Monday 21 March 2022
On 11 March I visited Napier Barracks in Folkestone, along with the Leader of Folkestone and Hythe District Council, Cllr David Monk. We were given a tour of improvements made to the facilities for the three hundred asylum claimants who are resident there. The Barracks is being used as a temporary facility to accommodate men who have claimed asylum in the UK, and who have no underlying health conditions. Women, children and families are accommodated elsewhere by the Home Office. The maximum stay at the barracks is now ninety days, and significant improvements have been made to the facilities available. I am grateful for all of the work that has been done, particularly from local charities, to support the asylum claimants resident there, and to prepare them for life in the UK, should their claim be successful. The accommodation at Napier is basic, but it is warm and dry and provides decent meals, as well as proper laundry and cleaning facilities. As readers of this column will know, I was against the use of Napier Barracks as asylum accommodation, and I have not changed my view on that. I would like to see the end of the use of this temporary facility as soon as possible. However, along with the District Council, we said from the start that we would do all we could to provide practical support to the Home Office for use of the barracks, and to the asylum claimants who are accommodated there.

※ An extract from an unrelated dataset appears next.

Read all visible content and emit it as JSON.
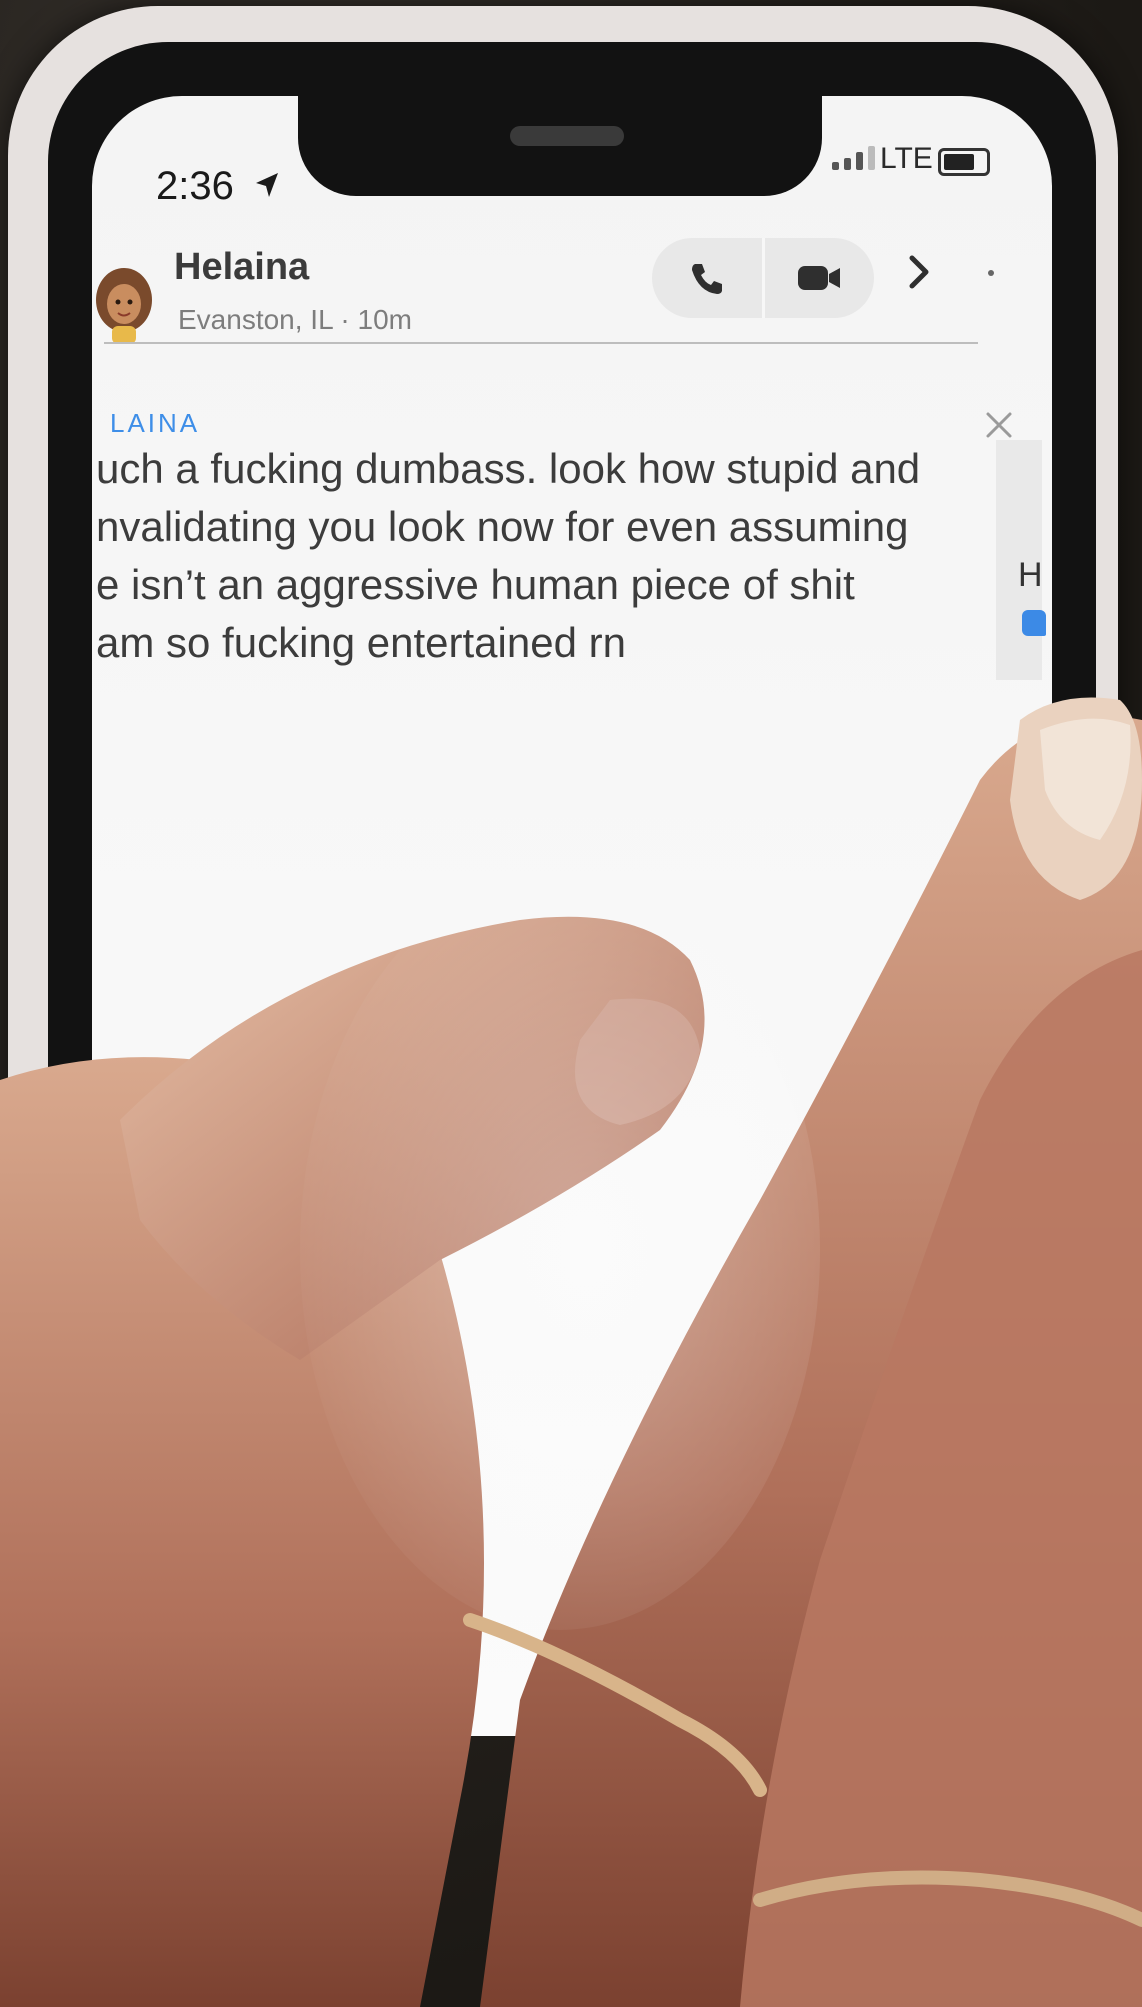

There has been an overwhelming response from Kent residents who have offered to open their homes to provide shelter to Ukrainians who have escaped the war in their country. Men of fighting age are required to stay in Ukraine to support their nation’s valiant resistance to the Russian invasion, and those leaving are overwhelmingly older citizens, as well as women and children. It is right that we do all we can to support the people of Ukraine, both in their war of self-defence, and to provide shelter to those that need it. The Russian military is increasingly targeting residential areas, including now in the west of the country, and we will never forget President Putin’s barbarous and unprovoked assault of this peaceful nation. We all hope that the current peace talks will succeed and that a ceasefire can be established. However, it must be clear that Putin has failed to gain any advantage from this campaign and that reparations would be due to Ukraine for the losses they have sustained.
I was saddened to learn of the passing of Sir William Fittall following a short illness. Sir William was a compassionate man who contributed greatly to public life throughout his career and was deeply committed to helping those experiencing hardship, particularly through his work as the Chair of Trustees at the Folkestone Rainbow Centre. He also served the Church of England, as Secretary General of the Archbishops Council. My thoughts are with his friends and family at this time of grief and loss. May he rest in peace.